At sundown in Phnom Penh, if you go up high enough, you can often see children playing on the rooftop of the White Building.
While their home, once a celebrated social housing project designed by one of the country’s most acclaimed architects, has fallen into disrepair, a small community of artists is
The latest work to come out of the building, a multimedia project titled Through a Child’s Eye View which opened there on Friday night, makes use of animation, photography, video and mapping.
Some 14 children, between the ages of seven and 14, spent three weeks documenting their home. The results range from colourful collages mapping floors of the building to photos of everyday events that capture the children’s outlook, all shot from the low angle of a child’s eye.
“This is something that only those children can see from their perspective, so we wanted to give them the opportunity to reflect from their part of view,” said Emma Ota, the Tokyo-based British artist who has spent the past five weeks living in the building. She organised the project in conjunction with the not-for-profit artist-run space Sa Sa Art Projects.
The perspective of children can help adults see their surroundings more clearly, she added. “How can we use simple technology to reopen our eyes and see our everyday in a different light?”
Constructed in 1963 as housing for low-income civil servants on Sothearos Boulevard, the White Building’s gritty appearance makes it a local symbol of urban poverty. It is also home to Sa Sa Art Projects, which regularly hosts selected artists for its six-week Pisaot artist residency program.
“The White Building has a bad name in terms of its looks, and because there are some issues about prostitution, drug use and dealers,” said Lim Sokchanlina of Sa Sa, who added that much of the crime problems were exaggerated and limited to certain parts of the building.
“We hope that our activities and motivation can bring back the art to this community, and hopefully improve the Cambodian art scene too.”
For her Pisaot residency, Ota decided to equip children she recruited from a computer class at the Aziza School. In addition to giving the students tools to document the building, Ota also instructed the students to complete various tasks, such as going to parts of the building that they were unfamiliar with to photograph residents.
“That made them a little bit nervous to enter into a different kind of zone for them. But I think when they gained their confidence, they were excited to be able to use a camera and think what it means to point the camera in the world."

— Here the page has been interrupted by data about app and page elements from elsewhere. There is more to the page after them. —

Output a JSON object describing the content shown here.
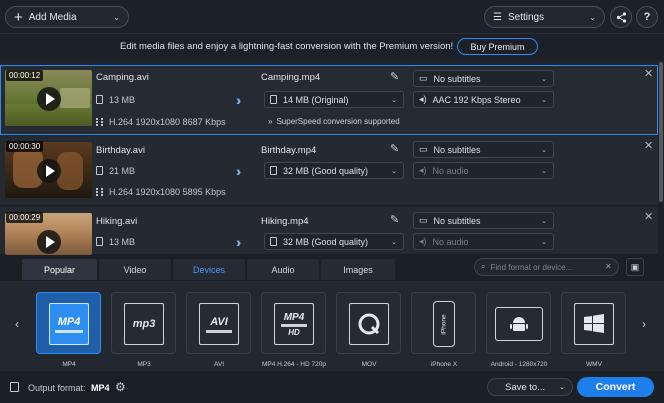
{
  "toolbar": {
    "add_media_label": "Add Media",
    "settings_label": "Settings"
  },
  "promo": {
    "text": "Edit media files and enjoy a lightning-fast conversion with the Premium version!",
    "button": "Buy Premium"
  },
  "files": [
    {
      "duration": "00:00:12",
      "name": "Camping.avi",
      "size": "13 MB",
      "codec": "H.264 1920x1080 8687 Kbps",
      "output_name": "Camping.mp4",
      "output_size": "14 MB (Original)",
      "subtitles": "No subtitles",
      "audio": "AAC 192 Kbps Stereo",
      "note": "SuperSpeed conversion supported"
    },
    {
      "duration": "00:00:30",
      "name": "Birthday.avi",
      "size": "21 MB",
      "codec": "H.264 1920x1080 5895 Kbps",
      "output_name": "Birthday.mp4",
      "output_size": "32 MB (Good quality)",
      "subtitles": "No subtitles",
      "audio": "No audio"
    },
    {
      "duration": "00:00:29",
      "name": "Hiking.avi",
      "size": "13 MB",
      "output_name": "Hiking.mp4",
      "output_size": "32 MB (Good quality)",
      "subtitles": "No subtitles",
      "audio": "No audio"
    }
  ],
  "tabs": [
    "Popular",
    "Video",
    "Devices",
    "Audio",
    "Images"
  ],
  "active_tab": "Popular",
  "search": {
    "placeholder": "Find format or device..."
  },
  "formats": [
    {
      "label": "MP4",
      "icon": "mp4-icon",
      "icon_text": "MP4"
    },
    {
      "label": "MP3",
      "icon": "mp3-icon",
      "icon_text": "mp3"
    },
    {
      "label": "AVI",
      "icon": "avi-icon",
      "icon_text": "AVI"
    },
    {
      "label": "MP4 H.264 - HD 720p",
      "icon": "mp4-hd-icon",
      "icon_text": "MP4"
    },
    {
      "label": "MOV",
      "icon": "quicktime-icon",
      "icon_text": ""
    },
    {
      "label": "iPhone X",
      "icon": "iphone-icon",
      "icon_text": "iPhone"
    },
    {
      "label": "Android - 1280x720",
      "icon": "android-icon",
      "icon_text": ""
    },
    {
      "label": "WMV",
      "icon": "windows-icon",
      "icon_text": ""
    }
  ],
  "footer": {
    "output_format_label": "Output format:",
    "output_format_value": "MP4",
    "save_to_label": "Save to...",
    "convert_label": "Convert"
  },
  "colors": {
    "accent": "#1f7fea",
    "background": "#1f232b",
    "selected_border": "#2f8cf5"
  }
}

Ota also had the students create maps of the building, which she said illuminated their comforts and anxieties through the use of a colour code. “The place where they like to play and run about, we made green. The place where they like to relax and chill out, we like to make orange. We also discussed places where they feel uncomfortable, which was brown. The roof was coloured green to reflect its status as a popular play place, but many of the stairs leading to the roof were brown, indicating that the children are uncomfortable there.
“They take a round route to get up to the roof because there are certain areas they don’t want to go. Maybe some areas they feel they can’t enter that space because of the people who are there, they feel it’s not their space to enter or they’ve been told to avoid that space.”
In her time in the White Building, Ota said she has come to appreciate its community. “I was very impressed by the energy and vibrancy of the building.”